> **Source data**:
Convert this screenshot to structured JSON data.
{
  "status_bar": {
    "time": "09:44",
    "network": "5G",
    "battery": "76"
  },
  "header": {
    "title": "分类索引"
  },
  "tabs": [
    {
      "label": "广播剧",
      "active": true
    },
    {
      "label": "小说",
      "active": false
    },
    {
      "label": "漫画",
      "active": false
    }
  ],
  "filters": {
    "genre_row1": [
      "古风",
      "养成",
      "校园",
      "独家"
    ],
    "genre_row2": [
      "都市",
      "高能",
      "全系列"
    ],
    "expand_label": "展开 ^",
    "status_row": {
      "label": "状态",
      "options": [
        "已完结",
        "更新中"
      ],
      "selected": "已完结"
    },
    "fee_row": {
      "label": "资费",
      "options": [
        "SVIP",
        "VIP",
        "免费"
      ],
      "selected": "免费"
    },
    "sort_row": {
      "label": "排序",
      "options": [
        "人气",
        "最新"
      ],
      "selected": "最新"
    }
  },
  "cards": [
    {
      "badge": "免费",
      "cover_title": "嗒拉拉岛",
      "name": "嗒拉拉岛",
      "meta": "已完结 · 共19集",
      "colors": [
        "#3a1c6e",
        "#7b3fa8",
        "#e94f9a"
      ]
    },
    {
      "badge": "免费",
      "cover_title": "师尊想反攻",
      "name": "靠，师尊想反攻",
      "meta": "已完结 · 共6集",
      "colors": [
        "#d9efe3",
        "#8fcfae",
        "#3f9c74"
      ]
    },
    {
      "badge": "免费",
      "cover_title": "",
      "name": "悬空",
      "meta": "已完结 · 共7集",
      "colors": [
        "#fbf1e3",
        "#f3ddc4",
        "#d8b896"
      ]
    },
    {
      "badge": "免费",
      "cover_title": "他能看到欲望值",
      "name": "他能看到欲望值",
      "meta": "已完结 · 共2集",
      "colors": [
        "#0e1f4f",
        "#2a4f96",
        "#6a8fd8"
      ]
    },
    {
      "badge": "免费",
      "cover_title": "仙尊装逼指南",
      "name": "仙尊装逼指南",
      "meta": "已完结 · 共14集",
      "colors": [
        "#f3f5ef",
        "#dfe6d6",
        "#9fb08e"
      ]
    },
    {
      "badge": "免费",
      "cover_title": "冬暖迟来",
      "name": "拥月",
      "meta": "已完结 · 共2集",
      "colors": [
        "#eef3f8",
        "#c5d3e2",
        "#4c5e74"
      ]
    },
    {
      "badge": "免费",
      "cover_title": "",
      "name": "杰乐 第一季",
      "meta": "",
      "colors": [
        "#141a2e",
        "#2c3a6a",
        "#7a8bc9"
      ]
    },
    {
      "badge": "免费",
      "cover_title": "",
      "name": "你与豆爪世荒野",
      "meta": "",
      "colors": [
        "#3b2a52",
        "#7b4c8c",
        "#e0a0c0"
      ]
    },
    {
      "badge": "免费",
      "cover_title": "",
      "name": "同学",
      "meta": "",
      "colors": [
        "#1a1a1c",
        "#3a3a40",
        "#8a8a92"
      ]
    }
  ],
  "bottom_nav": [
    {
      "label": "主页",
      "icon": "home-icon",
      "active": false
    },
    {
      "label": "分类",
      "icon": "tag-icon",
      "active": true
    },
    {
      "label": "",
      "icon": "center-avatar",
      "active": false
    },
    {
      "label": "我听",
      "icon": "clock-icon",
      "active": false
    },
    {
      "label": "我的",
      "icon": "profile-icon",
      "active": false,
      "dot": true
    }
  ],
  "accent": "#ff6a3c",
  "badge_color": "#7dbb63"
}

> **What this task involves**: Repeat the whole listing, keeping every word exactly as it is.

> **Written answer**:
Convert this screenshot to structured JSON data.
{
  "status_bar": {
    "time": "09:44",
    "network": "5G",
    "battery": "76"
  },
  "header": {
    "title": "分类索引"
  },
  "tabs": [
    {
      "label": "广播剧",
      "active": true
    },
    {
      "label": "小说",
      "active": false
    },
    {
      "label": "漫画",
      "active": false
    }
  ],
  "filters": {
    "genre_row1": [
      "古风",
      "养成",
      "校园",
      "独家"
    ],
    "genre_row2": [
      "都市",
      "高能",
      "全系列"
    ],
    "expand_label": "展开 ^",
    "status_row": {
      "label": "状态",
      "options": [
        "已完结",
        "更新中"
      ],
      "selected": "已完结"
    },
    "fee_row": {
      "label": "资费",
      "options": [
        "SVIP",
        "VIP",
        "免费"
      ],
      "selected": "免费"
    },
    "sort_row": {
      "label": "排序",
      "options": [
        "人气",
        "最新"
      ],
      "selected": "最新"
    }
  },
  "cards": [
    {
      "badge": "免费",
      "cover_title": "嗒拉拉岛",
      "name": "嗒拉拉岛",
      "meta": "已完结 · 共19集",
      "colors": [
        "#3a1c6e",
        "#7b3fa8",
        "#e94f9a"
      ]
    },
    {
      "badge": "免费",
      "cover_title": "师尊想反攻",
      "name": "靠，师尊想反攻",
      "meta": "已完结 · 共6集",
      "colors": [
        "#d9efe3",
        "#8fcfae",
        "#3f9c74"
      ]
    },
    {
      "badge": "免费",
      "cover_title": "",
      "name": "悬空",
      "meta": "已完结 · 共7集",
      "colors": [
        "#fbf1e3",
        "#f3ddc4",
        "#d8b896"
      ]
    },
    {
      "badge": "免费",
      "cover_title": "他能看到欲望值",
      "name": "他能看到欲望值",
      "meta": "已完结 · 共2集",
      "colors": [
        "#0e1f4f",
        "#2a4f96",
        "#6a8fd8"
      ]
    },
    {
      "badge": "免费",
      "cover_title": "仙尊装逼指南",
      "name": "仙尊装逼指南",
      "meta": "已完结 · 共14集",
      "colors": [
        "#f3f5ef",
        "#dfe6d6",
        "#9fb08e"
      ]
    },
    {
      "badge": "免费",
      "cover_title": "冬暖迟来",
      "name": "拥月",
      "meta": "已完结 · 共2集",
      "colors": [
        "#eef3f8",
        "#c5d3e2",
        "#4c5e74"
      ]
    },
    {
      "badge": "免费",
      "cover_title": "",
      "name": "杰乐 第一季",
      "meta": "",
      "colors": [
        "#141a2e",
        "#2c3a6a",
        "#7a8bc9"
      ]
    },
    {
      "badge": "免费",
      "cover_title": "",
      "name": "你与豆爪世荒野",
      "meta": "",
      "colors": [
        "#3b2a52",
        "#7b4c8c",
        "#e0a0c0"
      ]
    },
    {
      "badge": "免费",
      "cover_title": "",
      "name": "同学",
      "meta": "",
      "colors": [
        "#1a1a1c",
        "#3a3a40",
        "#8a8a92"
      ]
    }
  ],
  "bottom_nav": [
    {
      "label": "主页",
      "icon": "home-icon",
      "active": false
    },
    {
      "label": "分类",
      "icon": "tag-icon",
      "active": true
    },
    {
      "label": "",
      "icon": "center-avatar",
      "active": false
    },
    {
      "label": "我听",
      "icon": "clock-icon",
      "active": false
    },
    {
      "label": "我的",
      "icon": "profile-icon",
      "active": false,
      "dot": true
    }
  ],
  "accent": "#ff6a3c",
  "badge_color": "#7dbb63"
}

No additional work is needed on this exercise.